- _PROBLEM_: Return each line of the records below in which the string "this" turns up.

START RAW DATA

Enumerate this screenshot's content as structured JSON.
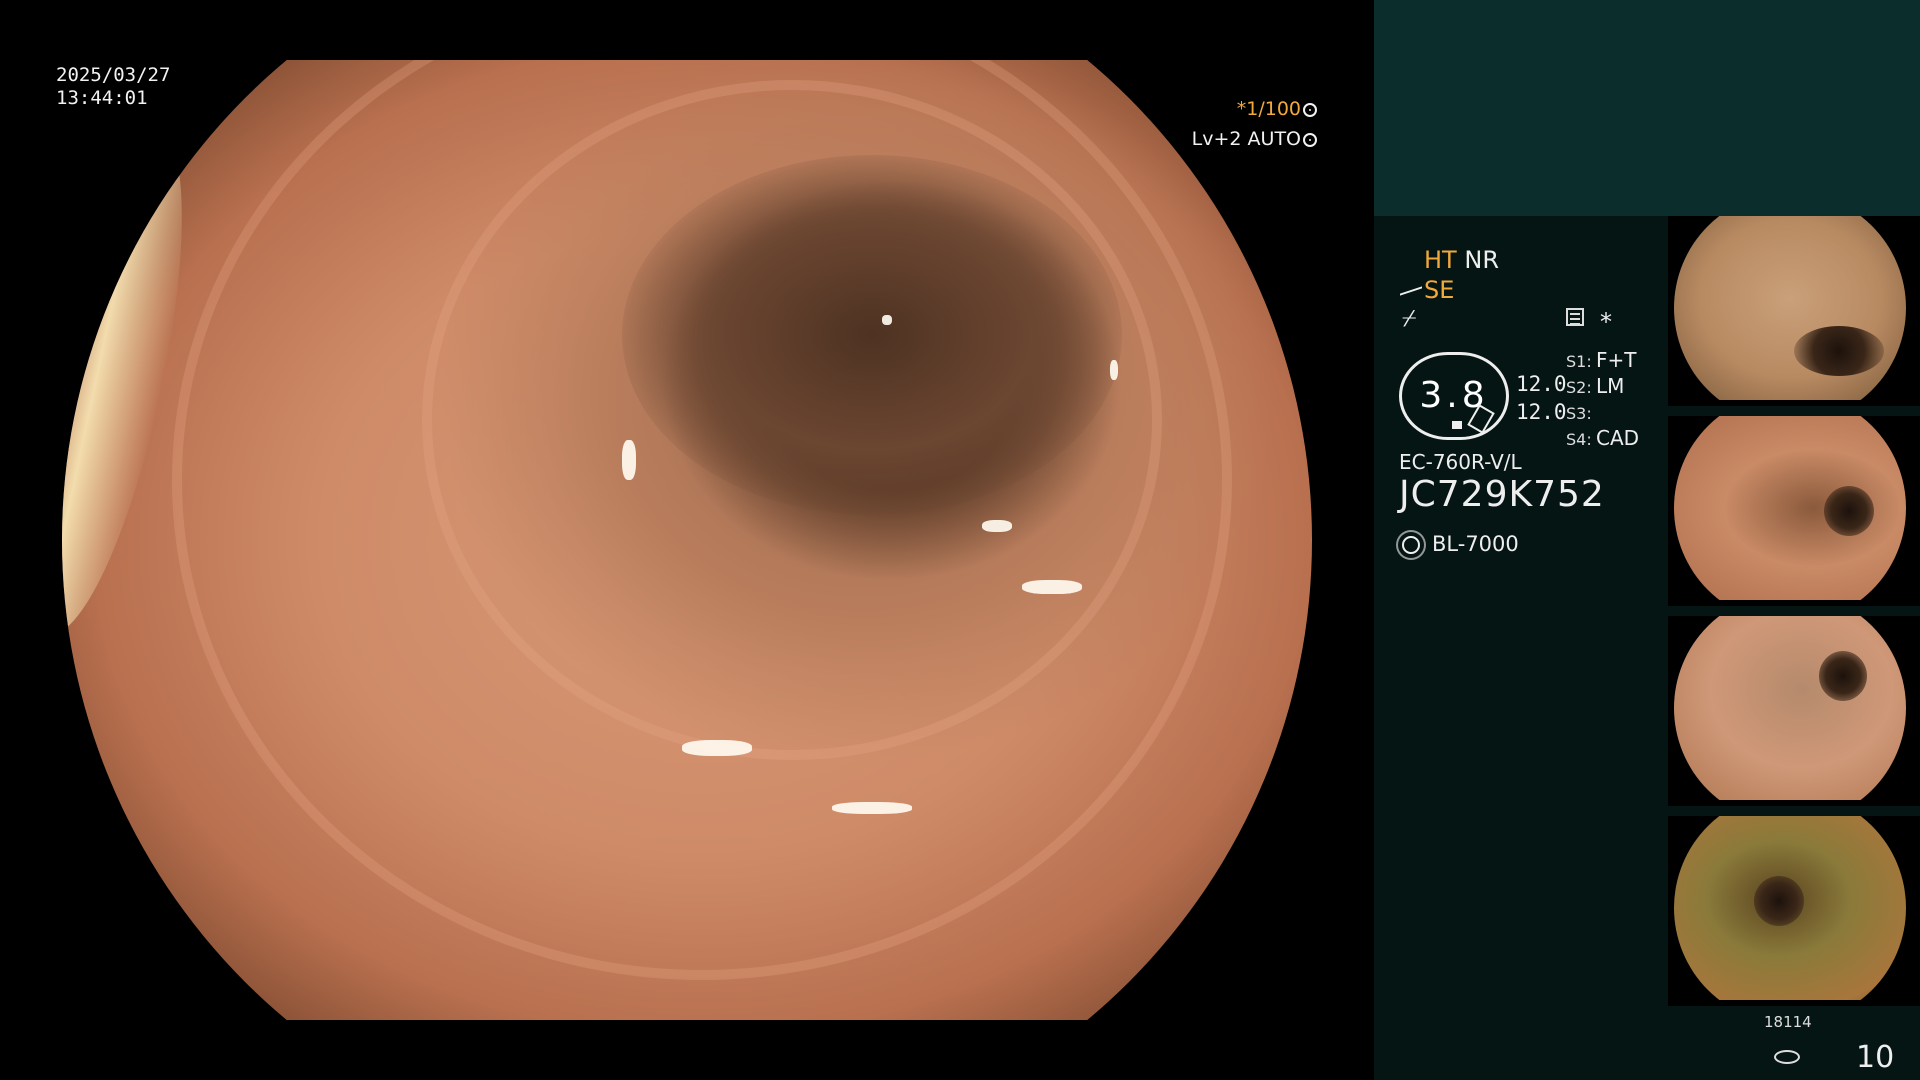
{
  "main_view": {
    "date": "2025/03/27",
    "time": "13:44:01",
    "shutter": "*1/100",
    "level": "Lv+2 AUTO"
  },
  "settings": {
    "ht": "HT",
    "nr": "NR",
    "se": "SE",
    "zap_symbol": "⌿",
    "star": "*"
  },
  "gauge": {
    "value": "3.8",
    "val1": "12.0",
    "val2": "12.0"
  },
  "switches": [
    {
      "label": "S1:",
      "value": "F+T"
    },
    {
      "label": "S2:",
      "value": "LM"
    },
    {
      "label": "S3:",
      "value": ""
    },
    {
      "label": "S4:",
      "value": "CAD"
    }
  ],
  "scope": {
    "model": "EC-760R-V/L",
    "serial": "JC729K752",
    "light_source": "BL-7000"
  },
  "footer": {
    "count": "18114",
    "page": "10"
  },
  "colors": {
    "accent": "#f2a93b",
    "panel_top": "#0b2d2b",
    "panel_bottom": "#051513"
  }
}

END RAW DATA
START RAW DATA

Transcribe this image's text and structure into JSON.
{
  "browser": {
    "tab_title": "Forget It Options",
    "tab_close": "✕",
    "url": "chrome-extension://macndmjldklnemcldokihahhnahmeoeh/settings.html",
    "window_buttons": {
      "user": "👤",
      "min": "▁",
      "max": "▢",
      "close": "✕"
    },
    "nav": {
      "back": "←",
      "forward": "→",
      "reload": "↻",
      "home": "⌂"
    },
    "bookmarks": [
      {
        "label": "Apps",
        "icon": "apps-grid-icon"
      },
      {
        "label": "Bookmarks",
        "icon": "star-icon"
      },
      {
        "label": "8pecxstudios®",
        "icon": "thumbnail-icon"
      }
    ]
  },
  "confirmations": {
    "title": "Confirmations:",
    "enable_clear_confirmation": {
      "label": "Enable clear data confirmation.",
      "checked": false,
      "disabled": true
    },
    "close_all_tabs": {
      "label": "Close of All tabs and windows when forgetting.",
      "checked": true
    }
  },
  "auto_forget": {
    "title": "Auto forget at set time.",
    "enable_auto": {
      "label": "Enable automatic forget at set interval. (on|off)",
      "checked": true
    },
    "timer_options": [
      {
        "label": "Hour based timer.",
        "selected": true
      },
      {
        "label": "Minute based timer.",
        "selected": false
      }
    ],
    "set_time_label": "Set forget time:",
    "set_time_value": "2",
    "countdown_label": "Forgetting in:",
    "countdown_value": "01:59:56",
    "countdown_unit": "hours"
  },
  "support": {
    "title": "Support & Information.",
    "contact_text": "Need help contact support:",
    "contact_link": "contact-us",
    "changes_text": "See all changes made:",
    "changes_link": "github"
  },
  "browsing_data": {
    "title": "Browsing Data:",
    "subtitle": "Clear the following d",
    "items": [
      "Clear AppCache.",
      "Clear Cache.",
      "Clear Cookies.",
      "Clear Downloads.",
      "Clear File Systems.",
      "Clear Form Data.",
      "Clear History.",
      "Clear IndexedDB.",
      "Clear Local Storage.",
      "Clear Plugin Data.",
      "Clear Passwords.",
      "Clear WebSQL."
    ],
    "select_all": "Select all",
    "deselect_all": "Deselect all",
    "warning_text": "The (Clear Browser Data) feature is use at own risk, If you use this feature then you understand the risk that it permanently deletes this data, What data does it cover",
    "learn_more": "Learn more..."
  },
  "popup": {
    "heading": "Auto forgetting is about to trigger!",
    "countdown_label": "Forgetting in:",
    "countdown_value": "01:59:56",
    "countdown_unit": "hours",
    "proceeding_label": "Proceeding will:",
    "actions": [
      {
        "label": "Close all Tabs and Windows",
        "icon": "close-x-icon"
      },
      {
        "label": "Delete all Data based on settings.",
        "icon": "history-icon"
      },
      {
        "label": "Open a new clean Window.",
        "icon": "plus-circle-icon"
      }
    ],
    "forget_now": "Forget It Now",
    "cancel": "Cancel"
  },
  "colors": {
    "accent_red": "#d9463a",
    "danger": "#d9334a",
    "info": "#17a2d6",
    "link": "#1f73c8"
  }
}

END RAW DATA

- _OUTPUT OF THE TASK_:
Enumerate this screenshot's content as structured JSON.
Transcribe this image's text and structure into JSON.
    "warning_text": "The (Clear Browser Data) feature is use at own risk, If you use this feature then you understand the risk that it permanently deletes this data, What data does it cover",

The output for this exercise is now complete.